*** Opening of DATA TO USE ***

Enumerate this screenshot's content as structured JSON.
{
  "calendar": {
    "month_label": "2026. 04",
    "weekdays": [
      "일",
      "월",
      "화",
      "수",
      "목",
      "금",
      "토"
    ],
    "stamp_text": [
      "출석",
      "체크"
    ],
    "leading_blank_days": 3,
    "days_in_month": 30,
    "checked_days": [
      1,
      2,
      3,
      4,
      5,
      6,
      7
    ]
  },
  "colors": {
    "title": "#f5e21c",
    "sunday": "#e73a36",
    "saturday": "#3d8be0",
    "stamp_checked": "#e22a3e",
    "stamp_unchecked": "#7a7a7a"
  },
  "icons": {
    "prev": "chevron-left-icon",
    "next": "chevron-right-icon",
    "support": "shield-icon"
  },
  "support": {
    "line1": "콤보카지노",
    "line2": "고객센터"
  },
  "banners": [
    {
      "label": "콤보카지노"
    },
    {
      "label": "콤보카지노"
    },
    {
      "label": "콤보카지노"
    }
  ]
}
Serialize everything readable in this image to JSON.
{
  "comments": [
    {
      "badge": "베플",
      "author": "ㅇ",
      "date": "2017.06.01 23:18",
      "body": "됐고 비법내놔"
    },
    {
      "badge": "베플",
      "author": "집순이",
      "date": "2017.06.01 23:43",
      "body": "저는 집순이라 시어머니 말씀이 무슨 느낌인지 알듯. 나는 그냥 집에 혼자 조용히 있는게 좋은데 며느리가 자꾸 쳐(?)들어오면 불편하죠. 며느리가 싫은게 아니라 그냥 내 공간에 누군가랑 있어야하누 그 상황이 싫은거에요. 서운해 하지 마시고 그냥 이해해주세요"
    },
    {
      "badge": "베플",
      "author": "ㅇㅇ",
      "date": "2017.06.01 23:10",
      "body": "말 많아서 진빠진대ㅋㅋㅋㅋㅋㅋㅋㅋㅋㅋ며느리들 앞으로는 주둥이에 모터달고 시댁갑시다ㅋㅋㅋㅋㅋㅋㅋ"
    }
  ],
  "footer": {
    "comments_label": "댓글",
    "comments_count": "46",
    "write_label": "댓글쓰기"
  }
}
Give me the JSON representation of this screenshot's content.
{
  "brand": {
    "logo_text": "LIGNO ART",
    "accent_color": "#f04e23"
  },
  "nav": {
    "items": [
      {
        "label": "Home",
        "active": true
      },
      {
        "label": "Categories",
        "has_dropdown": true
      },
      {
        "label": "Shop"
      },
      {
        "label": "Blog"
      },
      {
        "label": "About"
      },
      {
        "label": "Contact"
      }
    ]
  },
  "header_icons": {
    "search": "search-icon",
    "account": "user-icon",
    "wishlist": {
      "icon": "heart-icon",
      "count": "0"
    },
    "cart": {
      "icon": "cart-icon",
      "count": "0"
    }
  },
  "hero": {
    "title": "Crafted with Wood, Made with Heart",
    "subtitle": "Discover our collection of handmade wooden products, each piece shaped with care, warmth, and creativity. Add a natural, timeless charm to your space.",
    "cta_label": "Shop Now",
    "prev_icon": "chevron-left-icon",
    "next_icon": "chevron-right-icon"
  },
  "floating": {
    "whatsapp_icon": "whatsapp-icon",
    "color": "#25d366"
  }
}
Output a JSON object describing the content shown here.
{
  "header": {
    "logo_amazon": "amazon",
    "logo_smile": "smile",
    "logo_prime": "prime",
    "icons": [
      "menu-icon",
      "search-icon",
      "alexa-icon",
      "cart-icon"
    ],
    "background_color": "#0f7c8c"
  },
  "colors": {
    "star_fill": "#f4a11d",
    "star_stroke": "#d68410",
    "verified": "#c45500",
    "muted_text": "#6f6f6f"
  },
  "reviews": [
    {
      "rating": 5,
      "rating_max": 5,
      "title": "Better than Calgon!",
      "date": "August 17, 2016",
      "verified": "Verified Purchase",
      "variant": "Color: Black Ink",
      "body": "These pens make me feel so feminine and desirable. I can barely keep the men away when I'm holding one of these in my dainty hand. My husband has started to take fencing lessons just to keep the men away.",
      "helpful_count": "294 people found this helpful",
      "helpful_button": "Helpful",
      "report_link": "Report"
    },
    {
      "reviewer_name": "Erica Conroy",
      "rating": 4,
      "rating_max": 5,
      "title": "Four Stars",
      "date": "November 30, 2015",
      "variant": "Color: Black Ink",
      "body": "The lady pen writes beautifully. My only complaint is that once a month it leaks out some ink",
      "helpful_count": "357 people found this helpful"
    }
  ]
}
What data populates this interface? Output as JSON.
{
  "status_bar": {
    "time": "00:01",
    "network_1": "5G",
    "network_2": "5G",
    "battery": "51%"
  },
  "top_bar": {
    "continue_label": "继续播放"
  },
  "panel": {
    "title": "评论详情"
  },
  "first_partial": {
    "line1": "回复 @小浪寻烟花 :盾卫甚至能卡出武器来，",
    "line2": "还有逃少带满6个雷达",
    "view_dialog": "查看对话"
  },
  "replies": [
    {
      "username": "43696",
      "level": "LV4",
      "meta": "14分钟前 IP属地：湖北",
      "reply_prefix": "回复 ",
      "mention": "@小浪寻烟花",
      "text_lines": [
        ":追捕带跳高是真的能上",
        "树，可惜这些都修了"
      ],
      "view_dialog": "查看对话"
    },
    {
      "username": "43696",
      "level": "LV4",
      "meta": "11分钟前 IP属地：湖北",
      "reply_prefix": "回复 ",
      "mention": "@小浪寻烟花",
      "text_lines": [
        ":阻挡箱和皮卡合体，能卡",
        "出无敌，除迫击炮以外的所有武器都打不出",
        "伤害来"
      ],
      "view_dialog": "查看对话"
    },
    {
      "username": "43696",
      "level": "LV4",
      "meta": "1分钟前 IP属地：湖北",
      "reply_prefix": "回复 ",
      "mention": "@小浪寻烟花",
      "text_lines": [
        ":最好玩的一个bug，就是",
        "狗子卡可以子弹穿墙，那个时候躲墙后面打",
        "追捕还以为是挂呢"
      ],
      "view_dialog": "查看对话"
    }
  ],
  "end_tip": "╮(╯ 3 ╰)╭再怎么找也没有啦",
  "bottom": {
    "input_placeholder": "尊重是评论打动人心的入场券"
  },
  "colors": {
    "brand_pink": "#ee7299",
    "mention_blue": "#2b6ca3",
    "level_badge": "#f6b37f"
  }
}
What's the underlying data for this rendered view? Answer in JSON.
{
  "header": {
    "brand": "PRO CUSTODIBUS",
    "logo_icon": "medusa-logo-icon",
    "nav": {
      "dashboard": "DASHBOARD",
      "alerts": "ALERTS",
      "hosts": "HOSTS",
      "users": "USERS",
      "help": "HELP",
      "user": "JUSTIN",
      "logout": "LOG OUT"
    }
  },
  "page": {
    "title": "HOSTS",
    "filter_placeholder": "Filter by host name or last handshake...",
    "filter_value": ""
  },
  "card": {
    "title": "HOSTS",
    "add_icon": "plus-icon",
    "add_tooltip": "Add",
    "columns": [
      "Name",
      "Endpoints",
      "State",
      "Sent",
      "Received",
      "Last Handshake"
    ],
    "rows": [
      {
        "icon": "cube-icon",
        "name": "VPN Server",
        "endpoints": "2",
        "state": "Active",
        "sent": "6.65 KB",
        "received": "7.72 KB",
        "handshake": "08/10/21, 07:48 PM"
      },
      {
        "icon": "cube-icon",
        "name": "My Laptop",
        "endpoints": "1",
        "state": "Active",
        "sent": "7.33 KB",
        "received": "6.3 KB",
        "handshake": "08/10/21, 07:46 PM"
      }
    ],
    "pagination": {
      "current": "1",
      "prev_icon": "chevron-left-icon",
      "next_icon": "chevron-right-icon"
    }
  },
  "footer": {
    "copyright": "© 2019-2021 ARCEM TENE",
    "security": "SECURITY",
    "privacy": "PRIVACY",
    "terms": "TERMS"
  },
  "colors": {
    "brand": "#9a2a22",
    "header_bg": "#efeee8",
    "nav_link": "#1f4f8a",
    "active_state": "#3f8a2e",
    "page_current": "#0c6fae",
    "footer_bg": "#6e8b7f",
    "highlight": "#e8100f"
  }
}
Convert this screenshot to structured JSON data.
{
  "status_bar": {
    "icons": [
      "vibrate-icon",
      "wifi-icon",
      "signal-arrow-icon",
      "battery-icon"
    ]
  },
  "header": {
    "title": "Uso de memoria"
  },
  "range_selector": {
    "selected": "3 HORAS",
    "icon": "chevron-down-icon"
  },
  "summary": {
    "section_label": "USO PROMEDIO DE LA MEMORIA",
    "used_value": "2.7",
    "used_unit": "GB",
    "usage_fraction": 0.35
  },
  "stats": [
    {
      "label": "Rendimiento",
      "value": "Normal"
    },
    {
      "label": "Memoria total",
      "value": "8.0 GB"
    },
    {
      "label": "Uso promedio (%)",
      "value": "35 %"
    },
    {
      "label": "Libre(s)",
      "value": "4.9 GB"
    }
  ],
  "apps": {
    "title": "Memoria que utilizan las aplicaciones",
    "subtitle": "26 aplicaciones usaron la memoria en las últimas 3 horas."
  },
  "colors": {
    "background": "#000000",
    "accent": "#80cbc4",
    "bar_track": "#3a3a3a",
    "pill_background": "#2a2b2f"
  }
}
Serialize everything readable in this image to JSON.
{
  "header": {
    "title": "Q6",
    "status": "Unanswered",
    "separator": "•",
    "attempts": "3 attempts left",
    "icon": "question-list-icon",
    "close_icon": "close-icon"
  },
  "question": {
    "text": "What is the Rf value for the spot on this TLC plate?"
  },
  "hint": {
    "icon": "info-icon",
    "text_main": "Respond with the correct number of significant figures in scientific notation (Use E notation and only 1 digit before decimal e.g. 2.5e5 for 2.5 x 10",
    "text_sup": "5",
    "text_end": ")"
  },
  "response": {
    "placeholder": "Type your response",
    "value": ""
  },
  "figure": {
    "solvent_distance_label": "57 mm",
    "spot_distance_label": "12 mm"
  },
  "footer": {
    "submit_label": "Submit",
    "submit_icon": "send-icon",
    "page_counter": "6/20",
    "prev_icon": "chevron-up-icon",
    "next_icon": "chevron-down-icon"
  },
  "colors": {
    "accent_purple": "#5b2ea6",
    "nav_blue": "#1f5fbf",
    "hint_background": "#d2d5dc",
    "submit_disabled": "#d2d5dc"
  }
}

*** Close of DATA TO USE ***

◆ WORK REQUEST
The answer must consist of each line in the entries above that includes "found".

◆ ANSWER TO THE PROBLEM
      "helpful_count": "294 people found this helpful",
      "helpful_count": "357 people found this helpful"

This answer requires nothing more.